A team of volunteers are going full steam ahead at restoring a 100-year-old steam engine to its former glory.
Swansea University are co-ordinating the project to restore the Musgrave engine which once powered the mills at the Hafod-Morfa Copperworks.
The engine has decayed since the works were abandoned in the 1980s, and the team of 25 volunteers hope it will become a visitor attraction.
Swansea has a long history producing copper and was known as ‘copperopolis’.
A group of 25 volunteers are currently working to restore the original gantry crane, which was used to support the engine.
It is then hoped the site will be deemed safe enough to begin work on the engine, one of Swansea’s only scheduled ancient monuments.
Project co-ordinator Stuart Griffin said he expected the entire project to take three or four years.

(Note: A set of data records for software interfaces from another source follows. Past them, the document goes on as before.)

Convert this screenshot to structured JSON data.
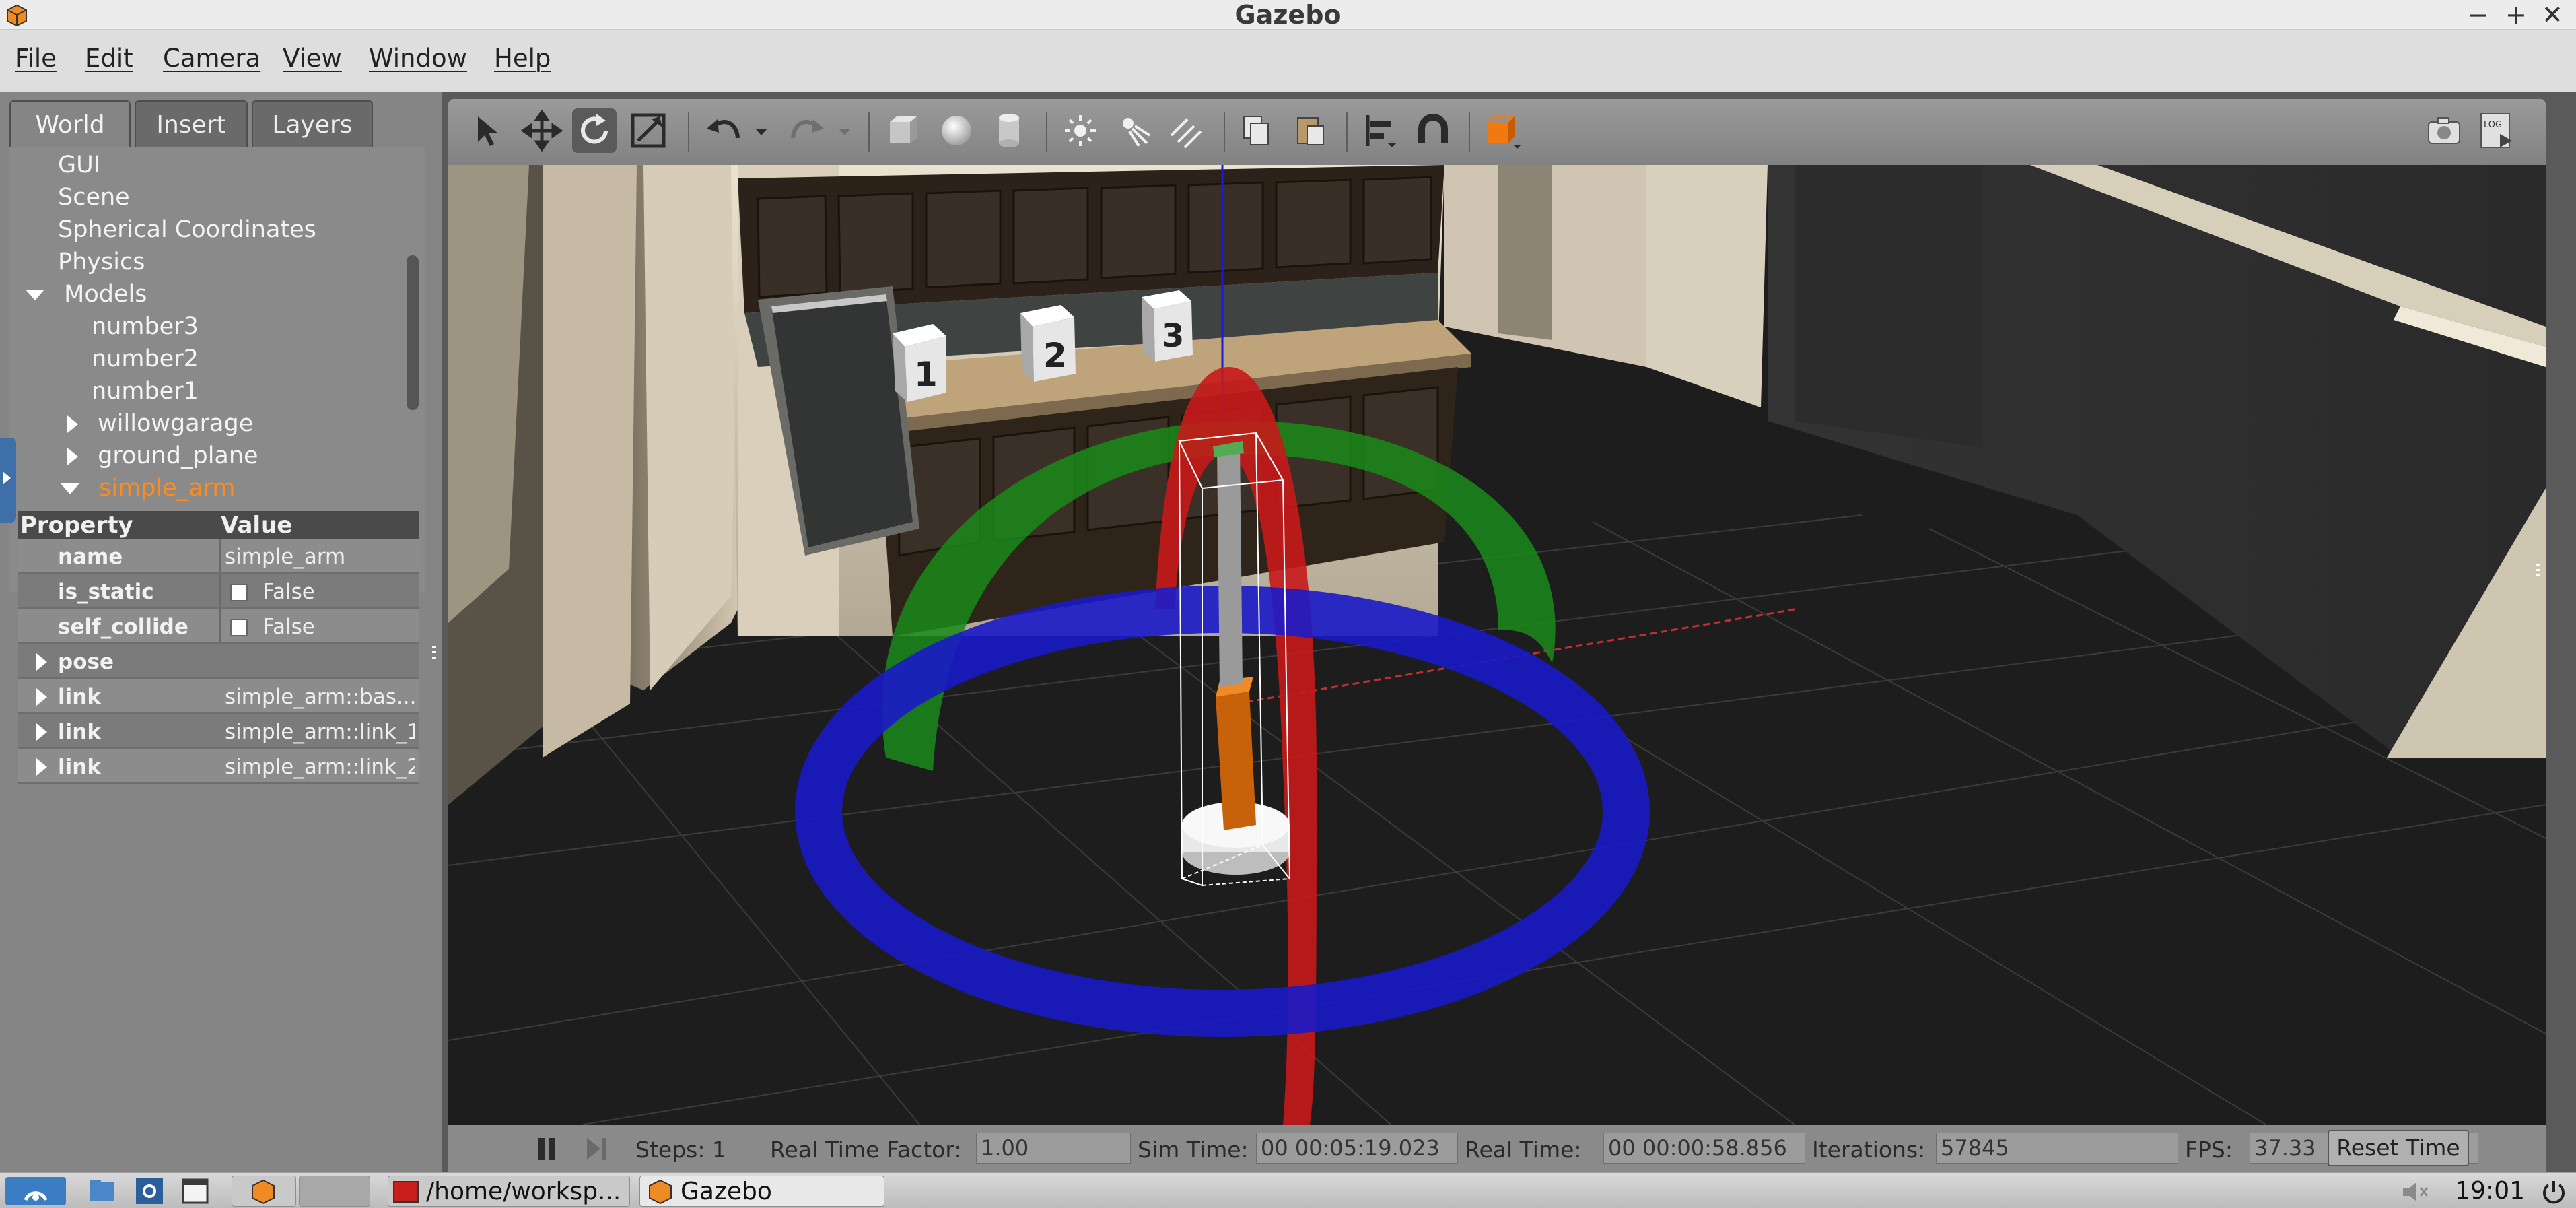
{
  "window": {
    "title": "Gazebo",
    "minimize": "−",
    "maximize": "+",
    "close": "✕"
  },
  "menu": [
    "File",
    "Edit",
    "Camera",
    "View",
    "Window",
    "Help"
  ],
  "left_panel": {
    "tabs": [
      "World",
      "Insert",
      "Layers"
    ],
    "tree": {
      "gui": "GUI",
      "scene": "Scene",
      "spherical": "Spherical Coordinates",
      "physics": "Physics",
      "models": "Models",
      "number3": "number3",
      "number2": "number2",
      "number1": "number1",
      "willowgarage": "willowgarage",
      "ground_plane": "ground_plane",
      "simple_arm": "simple_arm"
    },
    "properties": {
      "header": {
        "property": "Property",
        "value": "Value"
      },
      "name": {
        "key": "name",
        "value": "simple_arm"
      },
      "is_static": {
        "key": "is_static",
        "value": "False"
      },
      "self_collide": {
        "key": "self_collide",
        "value": "False"
      },
      "pose": {
        "key": "pose"
      },
      "link1": {
        "key": "link",
        "value": "simple_arm::bas..."
      },
      "link2": {
        "key": "link",
        "value": "simple_arm::link_1"
      },
      "link3": {
        "key": "link",
        "value": "simple_arm::link_2"
      }
    }
  },
  "toolbar": {
    "icons": [
      "select-arrow-icon",
      "translate-icon",
      "rotate-icon",
      "scale-icon",
      "undo-icon",
      "redo-icon",
      "box-icon",
      "sphere-icon",
      "cylinder-icon",
      "point-light-icon",
      "spot-light-icon",
      "directional-light-icon",
      "copy-icon",
      "paste-icon",
      "align-icon",
      "snap-magnet-icon",
      "view-angle-icon",
      "screenshot-icon",
      "log-icon"
    ],
    "log_label": "LOG"
  },
  "scene": {
    "cube_labels": [
      "1",
      "2",
      "3"
    ]
  },
  "bottom_bar": {
    "steps_label": "Steps:",
    "steps_value": "1",
    "rtf_label": "Real Time Factor:",
    "rtf_value": "1.00",
    "sim_time_label": "Sim Time:",
    "sim_time_value": "00 00:05:19.023",
    "real_time_label": "Real Time:",
    "real_time_value": "00 00:00:58.856",
    "iterations_label": "Iterations:",
    "iterations_value": "57845",
    "fps_label": "FPS:",
    "fps_value": "37.33",
    "reset_label": "Reset Time"
  },
  "taskbar": {
    "task_terminal": "/home/worksp...",
    "task_gazebo": "Gazebo",
    "clock": "19:01"
  },
  "colors": {
    "selected": "#ff8c1a",
    "ring_x": "#d01818",
    "ring_y": "#1a9a1a",
    "ring_z": "#1a1ad0",
    "arm_link": "#c8620a"
  }
}
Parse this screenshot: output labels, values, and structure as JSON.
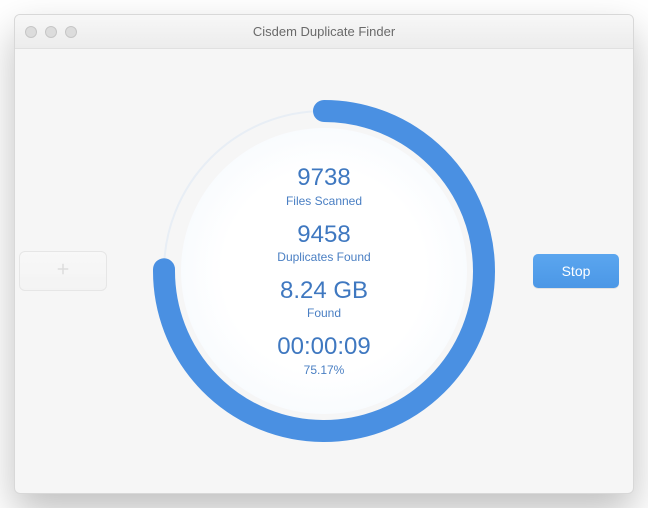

“It’s such an important engine and building, so to be left in the state it was had been a real concern,” he added.
It was installed in 1910 and has been credited with keeping the Hafod-Morfa site open 20 years longer than most copperworks in the area.
“This is the last mechanical remains of Swansea’s several-hundred-year copper history,” said Tom Llewelyn-Henderson, the project’s lead engineer.
Former Hafod-Morfa foreman Ivor Williams started working with the engine back in 1960 when it was already 50 years old.
He added: “Every year we used to strip down the Musgrave engine and check it.
“We’d check the bow, check the piston, and year after year there was very little wear in the engine.”
The first phase of work, aimed at restoring the engine’s supporting crane, is set to finish in December, with funding from the Heritage Lottery Fund and Swansea Council going into a wider restoration at the site.